After the state's constitution was amended in 1850 to allow elected judges, he was nominated for the Supreme Court, at a period when Know-Nothingism and anti-Catholic feeling was rife. More than two-thirds of the party's state convention ratified the choice to nominate him, but he lost his election 179,238 to 176,101, although his four colleagues on the Democratic ticket were elected. James Buchanan remarked to a friend in Pennsylvania, "It would be a sad affair for the party, should Campbell fail & the remainder of the Judicial ticket be elected. He is the first Catholic, I believe, who has ever been upon a ticket for a State office & he is worthy & well qualified. Should he fail, this will be attributed to his religious faith; of course, [this would] very naturally exasperate the Catholic democrats. I hope our friends every where will bear this in mind. You exercise a potent influence & can do much to prevent such a catastrophe."
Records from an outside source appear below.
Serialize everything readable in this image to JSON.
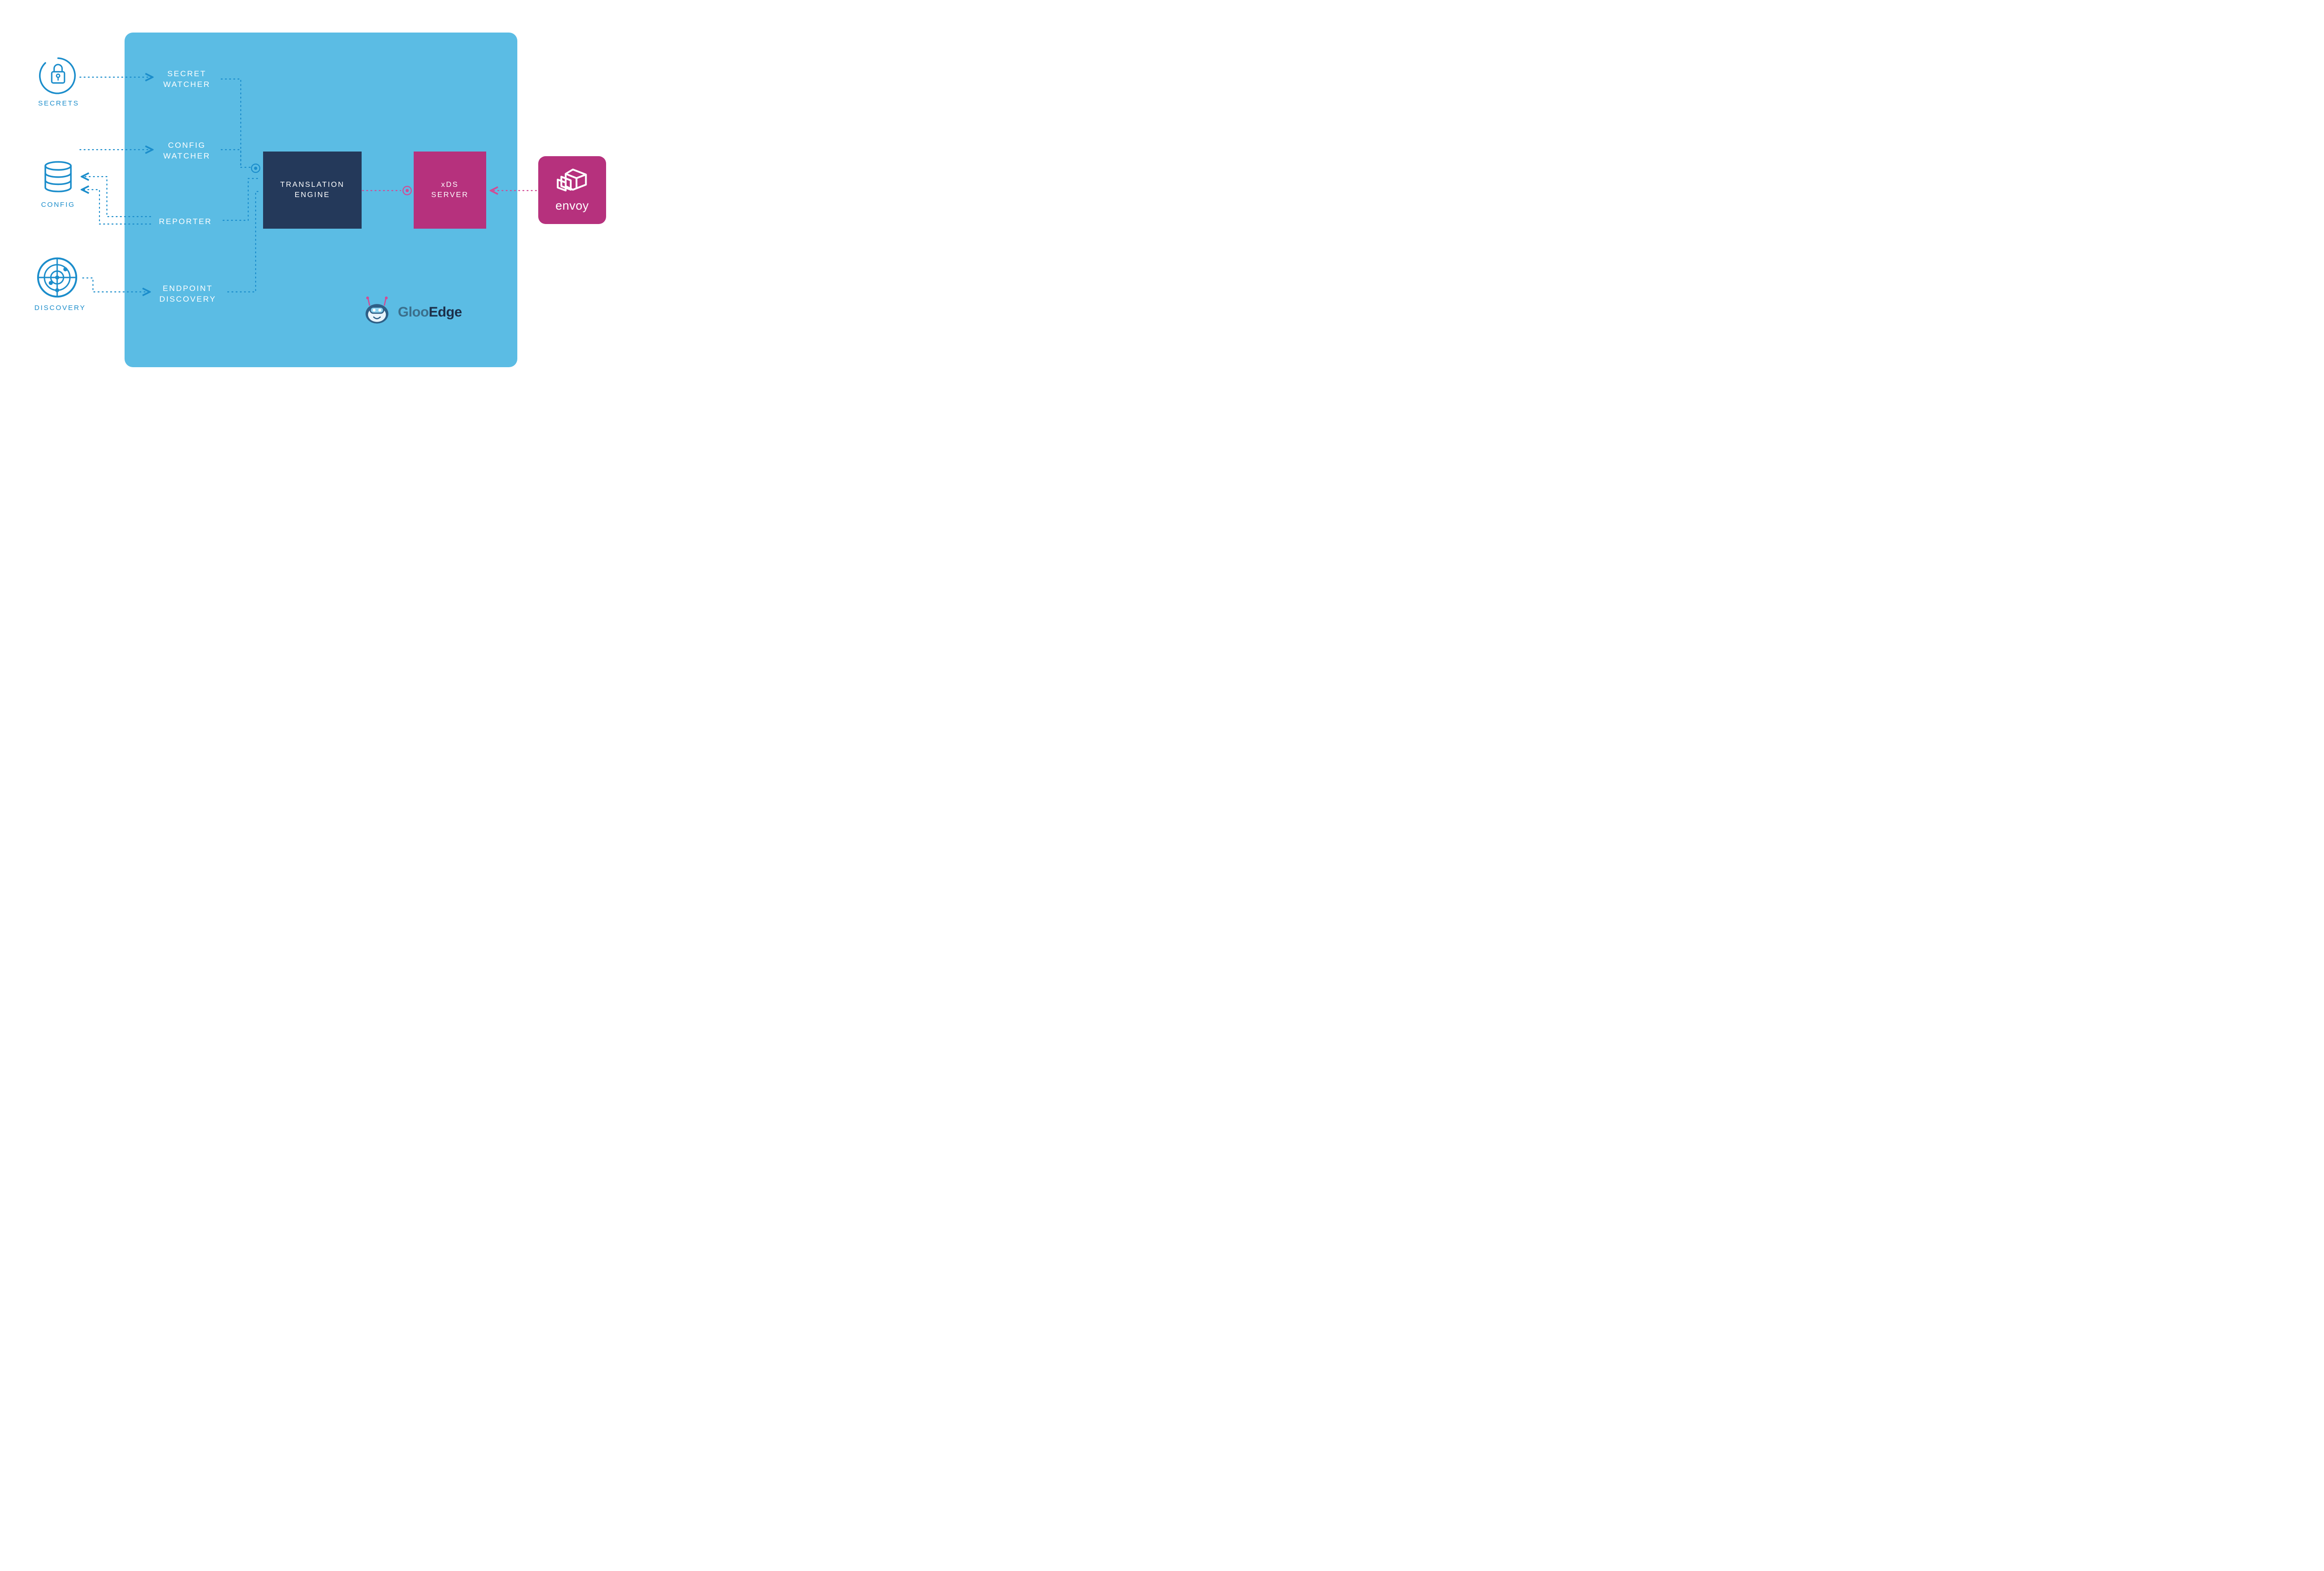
{
  "external": {
    "secrets": {
      "label": "SECRETS"
    },
    "config": {
      "label": "CONFIG"
    },
    "discovery": {
      "label": "DISCOVERY"
    }
  },
  "components": {
    "secret_watcher": {
      "line1": "SECRET",
      "line2": "WATCHER"
    },
    "config_watcher": {
      "line1": "CONFIG",
      "line2": "WATCHER"
    },
    "reporter": {
      "label": "REPORTER"
    },
    "endpoint_discovery": {
      "line1": "ENDPOINT",
      "line2": "DISCOVERY"
    },
    "translation_engine": {
      "line1": "TRANSLATION",
      "line2": "ENGINE"
    },
    "xds_server": {
      "line1": "xDS",
      "line2": "SERVER"
    }
  },
  "logos": {
    "gloo": {
      "part1": "Gloo",
      "part2": "Edge"
    },
    "envoy": {
      "label": "envoy"
    }
  },
  "colors": {
    "panel_bg": "#5BBCE4",
    "translation_bg": "#24395A",
    "magenta": "#B6317D",
    "blue_line": "#1B8DCB",
    "magenta_line": "#D24B95",
    "white": "#FFFFFF"
  }
}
Governor William Bigler appointed him Attorney-General of Pennsylvania, in which office he served until March 4, 1853, when he entered President Pierce's Cabinet as Postmaster-General, serving until March 4, 1857. Campbell's Cabinet service was a reward to the faction of the Democratic Party that supported James Buchanan in the 1852 presidential nomination convention. Furthermore, as a Catholic, Campbell's nomination helped Pierce reach out to new voters from Ireland.
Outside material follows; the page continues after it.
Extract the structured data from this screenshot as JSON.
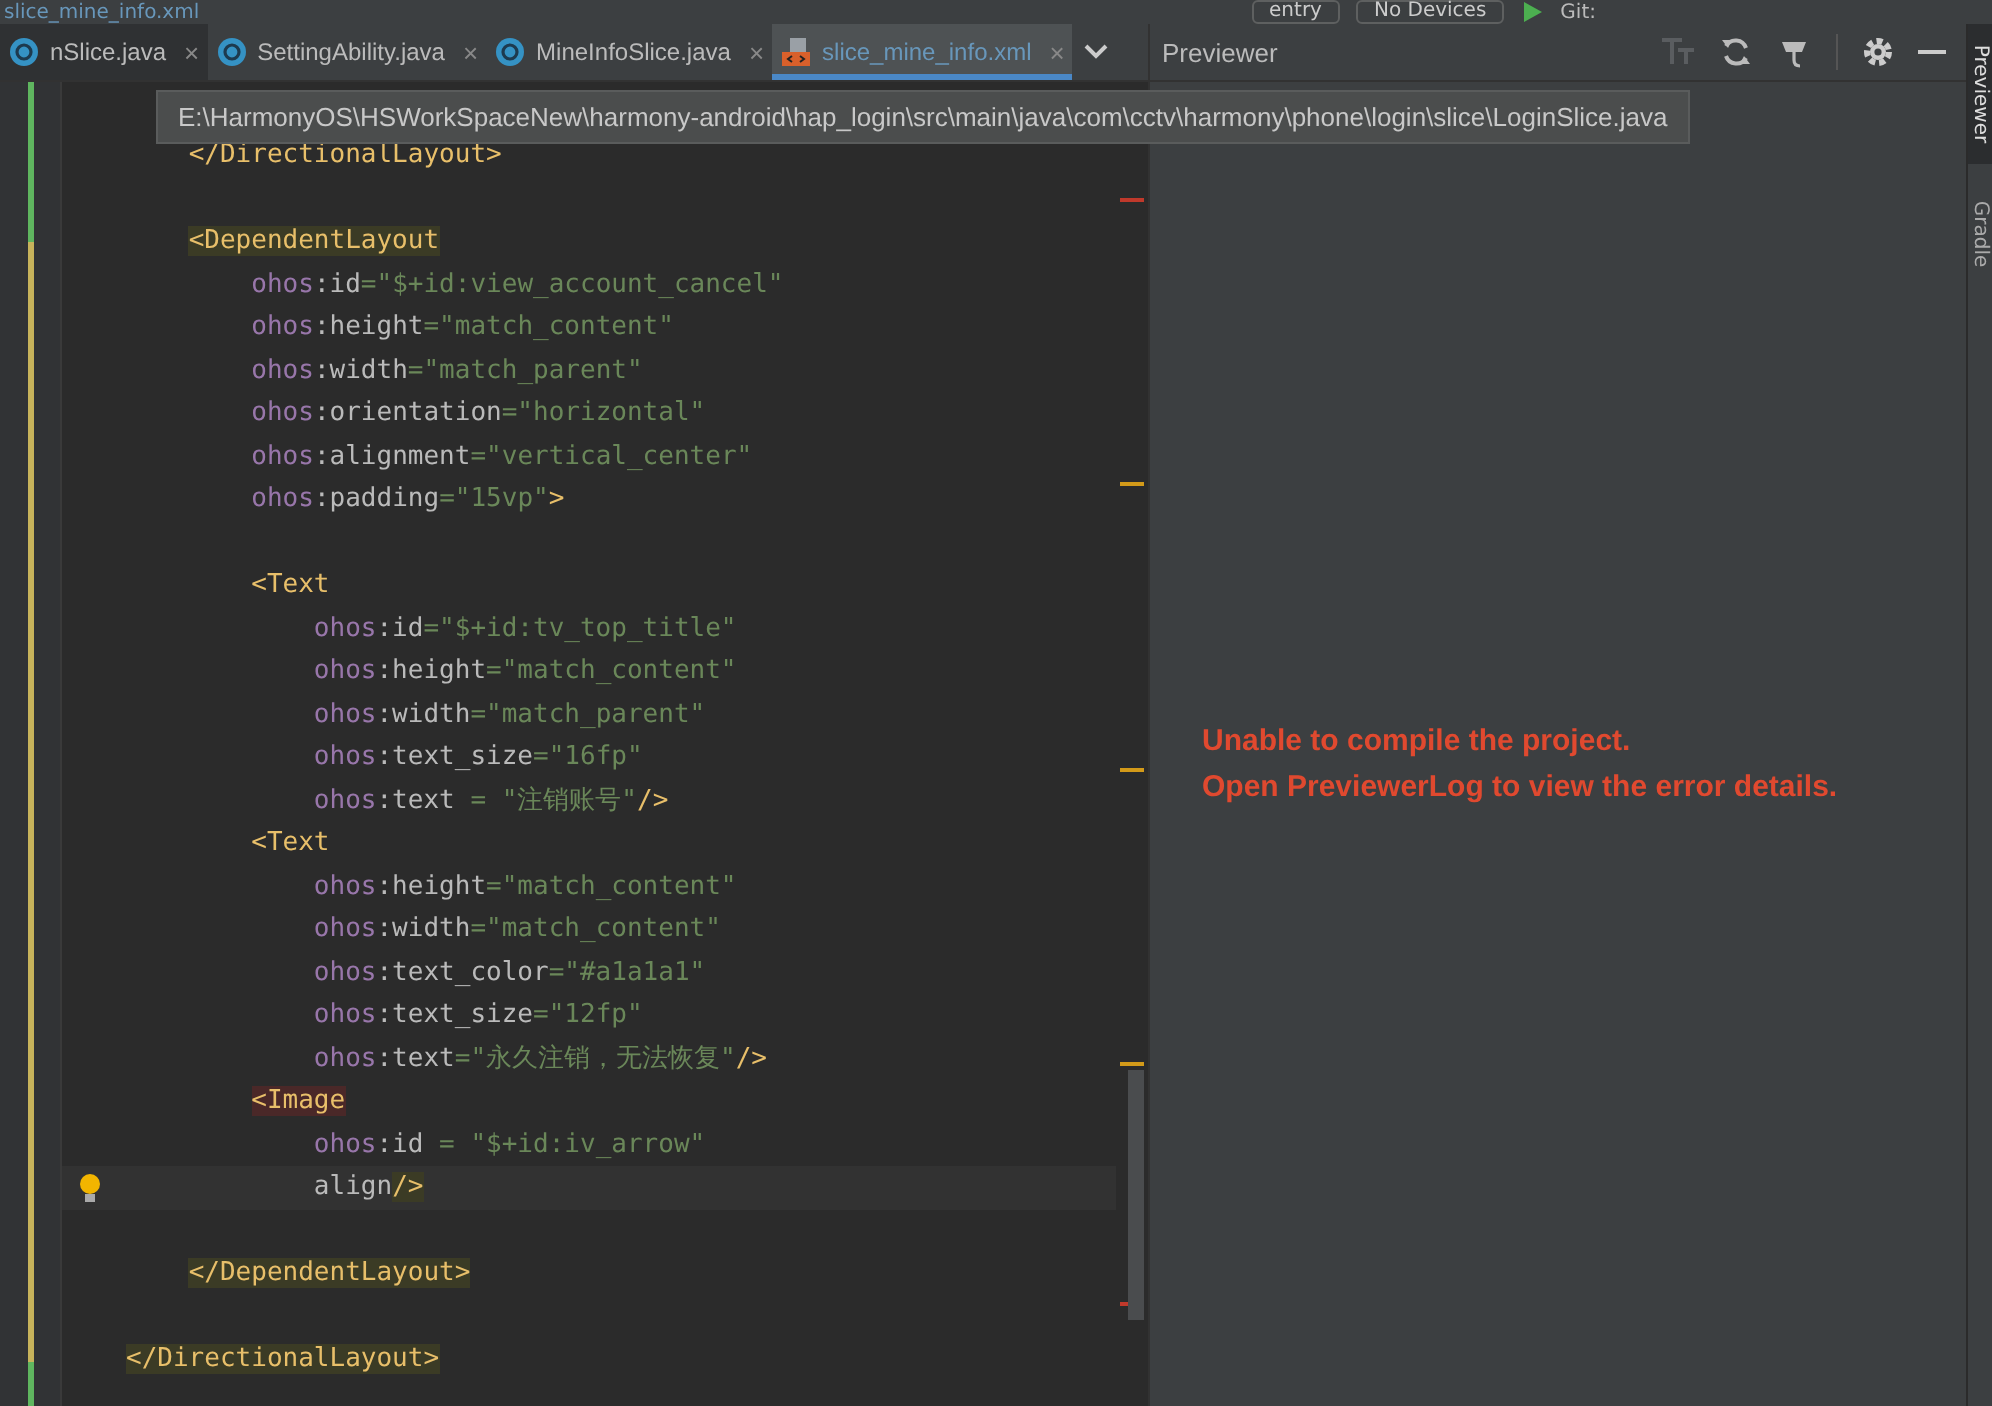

In 1861 he was a candidate for the United States Senate against Charles R. Buckalew but was defeated by one vote in the state legislature, which at the time elected Senators. In 1873 he was elected a member of the Constitutional Convention of Pennsylvania, but declined to serve, owing to the condition of his health.
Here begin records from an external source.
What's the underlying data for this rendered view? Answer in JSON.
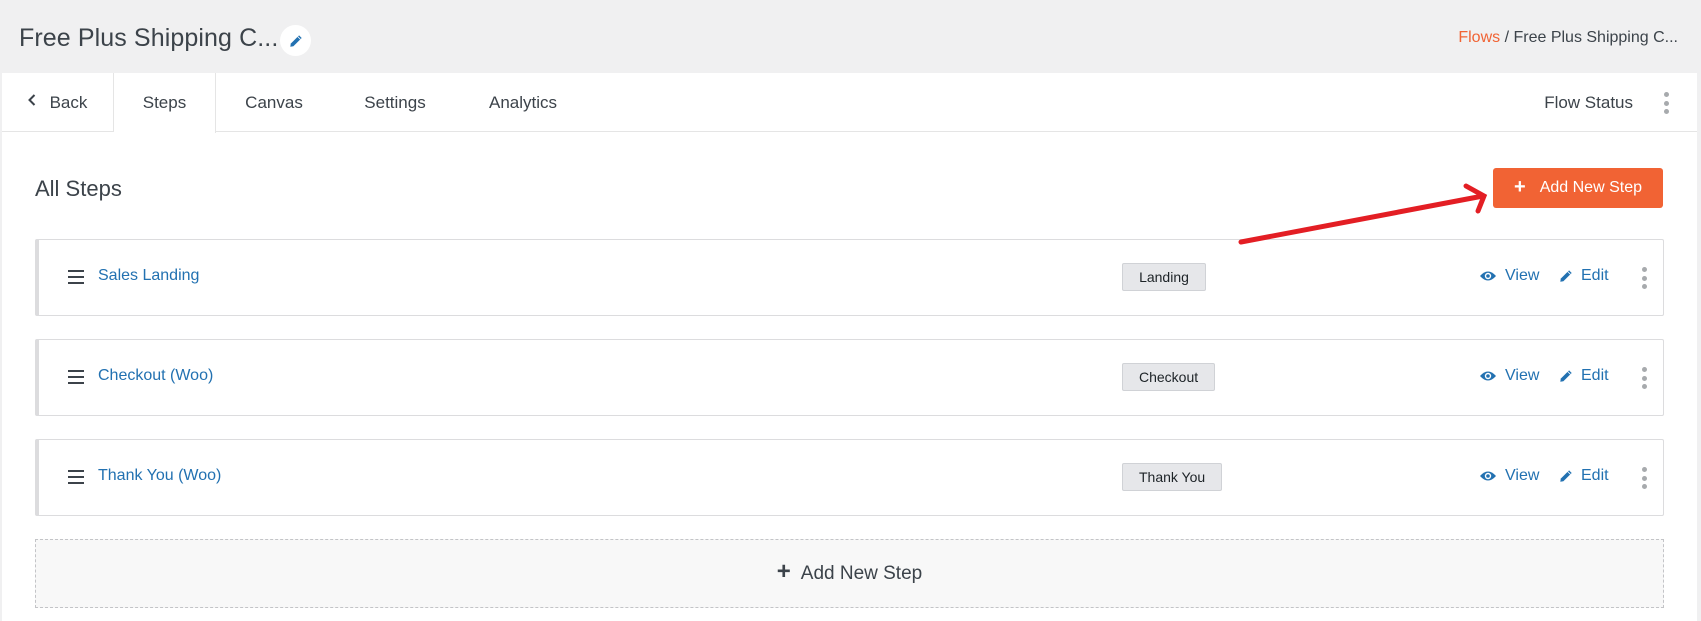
{
  "header": {
    "title": "Free Plus Shipping C...",
    "title_edit_icon": "pencil-icon",
    "breadcrumb": {
      "link": "Flows",
      "separator": " / ",
      "current": "Free Plus Shipping C..."
    }
  },
  "nav": {
    "back_label": "Back",
    "back_icon": "chevron-left-icon",
    "tabs": [
      {
        "label": "Steps",
        "active": true
      },
      {
        "label": "Canvas",
        "active": false
      },
      {
        "label": "Settings",
        "active": false
      },
      {
        "label": "Analytics",
        "active": false
      }
    ],
    "flow_status_label": "Flow Status",
    "more_icon": "kebab-menu-icon"
  },
  "main": {
    "section_title": "All Steps",
    "add_button": {
      "icon": "plus-icon",
      "label": "Add New Step"
    },
    "steps": [
      {
        "name": "Sales Landing",
        "type": "Landing",
        "view_label": "View",
        "edit_label": "Edit"
      },
      {
        "name": "Checkout (Woo)",
        "type": "Checkout",
        "view_label": "View",
        "edit_label": "Edit"
      },
      {
        "name": "Thank You (Woo)",
        "type": "Thank You",
        "view_label": "View",
        "edit_label": "Edit"
      }
    ],
    "add_step_footer": {
      "icon": "plus-icon",
      "label": "Add New Step"
    }
  },
  "annotation": {
    "type": "red-arrow",
    "points_to": "add-new-step-button",
    "color": "#e31e24"
  },
  "colors": {
    "accent": "#f16334",
    "link": "#2271b1",
    "badge_bg": "#e6e7ea",
    "page_bg": "#f0f0f1"
  }
}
For twenty-five years he was president of the board of trustees of Jefferson Medical College, and for forty-five years was vice-president of Saint Joseph's Orphan Asylum (the oldest incorporated Roman Catholic asylum in the United States, chartered in 1807.)
On September 3, 1869, he was appointed by the judges of Philadelphia County a member of the board of city trusts, which has under its care 42 city trusts, including Girard College and Wills Eye Hospital. He served in these positions until his death.
Judge Campbell looked upon his obligations, whether as public official or as trustee, as duties of the highest order and of great value to society, and he was a just and severe judge upon himself as to the manner and the faithfulness with which these duties were discharged. Even with all the cares that surrounded him, he was always ready to respond to the slightest call from any of the refuges of the poor and the ill. He made visits almost daily to St. Joseph's Orphan Asylum, to Girard College, and to the hospital, examining conditions in detail, and considering them with as much care as if they referred to his own life or to the lives of those of his own household.
Campbell died in Philadelphia. He was the last surviving member of Pierce's cabinet.
In 1959 Allegheny Square Park in the Port Richmond section of Philadelphia was renamed Campbell Square in his honor. The park is located on Allegheny Avenue between Almond and Belgrade Streets. Park maintenance continues through Friends of Campbell Square.
- ^ "Hon. James Campbell". Villanova Digital Library. Villanova University. Retrieved October 12, 2013.
- ^ "James Campbell (1853–1857): Postmaster General". Miller Center, University of Virginia. University of Virginia. Retrieved April 15, 2016.
- ^ John F. Coleman, "The Public Career of James Campbell" (Pennsylvania History: A Journal of Mid-Atlantic Studies, Vol. 29, No. 1, January 1962, pp. 24-39).
- ^ "Buchanan, James (1791-1868) to L. Harper". The Gilder Lehrman Institute of American History. Retrieved April 15, 2016.
- 1812 births
- 1893 deaths
- 19th-century American judges
- 19th-century American politicians
- American people of Irish descent
- Catholics from Pennsylvania
- Judges of the Pennsylvania Courts of Common Pleas
- Pennsylvania Attorneys General
- Pennsylvania Democrats
- Pennsylvania lawyers
- Pierce administration cabinet members
- Politicians from Philadelphia
- United States Postmasters General